The current Canadian border restrictions do not allow unvaccinated foreign visitors to enter the country without special exemptions. And a special status issued by the Canadian government for unvaccinated athletes, which allowed them to cross last year, ended in January.

As part of a recently-struck collective bargaining agreement that will allow for the 2022 season to begin, M.L.B. and the players’ union agreed that players who cannot enter Canada because of their vaccination status will temporarily go on the league’s restricted list, where salary and service time are not awarded, according the league. (Service time is what determines players’ eligibility for salary arbitration and free agency.)

“It’s a concern,” Tony Clark, the head of the union, said on Friday. “As everyone knows, we appreciate and respect the decisions that are made, particularly when in regard to player health and community health.”

Because of the new policy, some players may have to sit out key games against the Blue Jays, who open the season on April 8 at home at the Rogers Centre.

As of late last season, a handful of M.L.B.’s 30 teams had not hit a full vaccination threshold of 85 percent, which allowed for loosened league pandemic restrictions. The Boston Red Sox, which had a significant virus outbreak last season, were the only one of the 10 teams in the postseason last year that had not hit that vaccination mark.

Aaron Boone, the manager of the Yankees, a division rival and frequent opponent of the Blue Jays, told reporters on Sunday that he was concerned about his players not being able to play in Canada. “We still have a few guys at least who are not vaccinated,” he told reporters in Tampa, Fla., where the team hosts spring training.

Despite initial resistance from many players last year, the vaccination numbers steadily rose in M.L.B. As of late last season, about 84 percent of all players and designated staff members were fully vaccinated. Some team executives were openly frustrated with their players’ reluctance to get vaccinated.

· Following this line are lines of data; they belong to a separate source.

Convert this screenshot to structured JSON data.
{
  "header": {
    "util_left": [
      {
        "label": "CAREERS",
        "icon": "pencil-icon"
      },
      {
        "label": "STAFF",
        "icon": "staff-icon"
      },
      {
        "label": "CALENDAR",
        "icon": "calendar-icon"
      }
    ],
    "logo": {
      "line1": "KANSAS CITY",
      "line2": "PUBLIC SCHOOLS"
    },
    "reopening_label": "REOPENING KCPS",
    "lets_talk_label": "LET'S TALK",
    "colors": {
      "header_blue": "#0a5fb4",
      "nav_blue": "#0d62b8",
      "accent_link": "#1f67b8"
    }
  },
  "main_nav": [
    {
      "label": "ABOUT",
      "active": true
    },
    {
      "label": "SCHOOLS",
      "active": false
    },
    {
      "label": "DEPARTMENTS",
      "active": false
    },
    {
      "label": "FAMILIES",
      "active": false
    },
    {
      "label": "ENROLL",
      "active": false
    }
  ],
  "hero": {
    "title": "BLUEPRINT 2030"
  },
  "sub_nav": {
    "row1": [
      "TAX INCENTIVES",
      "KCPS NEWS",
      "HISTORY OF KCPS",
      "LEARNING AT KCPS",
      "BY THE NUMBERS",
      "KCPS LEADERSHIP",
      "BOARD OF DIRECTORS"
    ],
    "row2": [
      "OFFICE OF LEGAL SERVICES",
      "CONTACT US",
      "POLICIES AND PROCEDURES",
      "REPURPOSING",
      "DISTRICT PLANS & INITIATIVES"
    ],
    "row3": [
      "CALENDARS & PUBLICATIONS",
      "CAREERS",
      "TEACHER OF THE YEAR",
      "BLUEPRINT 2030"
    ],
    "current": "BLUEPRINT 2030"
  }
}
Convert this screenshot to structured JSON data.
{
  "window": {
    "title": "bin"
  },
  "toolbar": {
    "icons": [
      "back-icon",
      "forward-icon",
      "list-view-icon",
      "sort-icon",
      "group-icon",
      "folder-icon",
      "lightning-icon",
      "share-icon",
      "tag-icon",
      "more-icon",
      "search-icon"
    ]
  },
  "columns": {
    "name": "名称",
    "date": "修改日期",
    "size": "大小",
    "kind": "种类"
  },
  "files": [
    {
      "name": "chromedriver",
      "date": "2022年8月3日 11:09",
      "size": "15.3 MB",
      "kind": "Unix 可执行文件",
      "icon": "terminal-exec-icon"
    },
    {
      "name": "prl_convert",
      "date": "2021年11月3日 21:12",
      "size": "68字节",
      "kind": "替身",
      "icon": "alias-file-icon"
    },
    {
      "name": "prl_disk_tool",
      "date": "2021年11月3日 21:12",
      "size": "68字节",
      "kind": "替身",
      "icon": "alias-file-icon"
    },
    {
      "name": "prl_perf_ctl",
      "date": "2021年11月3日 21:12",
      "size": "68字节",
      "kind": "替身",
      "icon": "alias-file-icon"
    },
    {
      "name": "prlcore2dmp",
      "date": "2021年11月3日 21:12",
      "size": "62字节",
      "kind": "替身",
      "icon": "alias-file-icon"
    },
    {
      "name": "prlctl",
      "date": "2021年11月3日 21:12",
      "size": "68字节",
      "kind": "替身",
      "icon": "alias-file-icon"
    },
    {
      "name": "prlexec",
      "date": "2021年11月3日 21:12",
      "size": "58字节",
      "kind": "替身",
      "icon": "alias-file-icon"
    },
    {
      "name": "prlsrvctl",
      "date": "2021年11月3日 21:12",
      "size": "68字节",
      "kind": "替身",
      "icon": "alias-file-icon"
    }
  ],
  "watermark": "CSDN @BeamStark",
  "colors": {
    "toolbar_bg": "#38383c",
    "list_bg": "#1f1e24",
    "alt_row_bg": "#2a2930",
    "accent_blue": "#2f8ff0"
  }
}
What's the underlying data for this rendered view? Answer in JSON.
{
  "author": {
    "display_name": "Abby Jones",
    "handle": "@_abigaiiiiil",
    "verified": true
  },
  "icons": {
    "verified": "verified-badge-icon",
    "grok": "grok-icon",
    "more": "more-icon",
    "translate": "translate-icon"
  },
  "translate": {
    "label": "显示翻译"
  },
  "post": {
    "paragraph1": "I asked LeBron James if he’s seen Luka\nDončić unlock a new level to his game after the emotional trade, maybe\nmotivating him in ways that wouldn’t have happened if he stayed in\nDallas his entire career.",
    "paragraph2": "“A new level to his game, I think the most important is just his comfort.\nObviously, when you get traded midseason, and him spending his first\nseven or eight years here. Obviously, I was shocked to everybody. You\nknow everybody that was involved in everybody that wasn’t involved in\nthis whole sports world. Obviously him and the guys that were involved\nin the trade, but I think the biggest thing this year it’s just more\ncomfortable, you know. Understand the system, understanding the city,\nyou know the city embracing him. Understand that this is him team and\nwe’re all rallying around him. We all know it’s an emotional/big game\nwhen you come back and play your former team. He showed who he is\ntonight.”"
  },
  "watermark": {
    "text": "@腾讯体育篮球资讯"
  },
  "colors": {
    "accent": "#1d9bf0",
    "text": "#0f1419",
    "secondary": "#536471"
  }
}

The vaccination rates are notably higher in other professional leagues, such as the N.B.A. and N.H.L., both of which have teams based in Canada.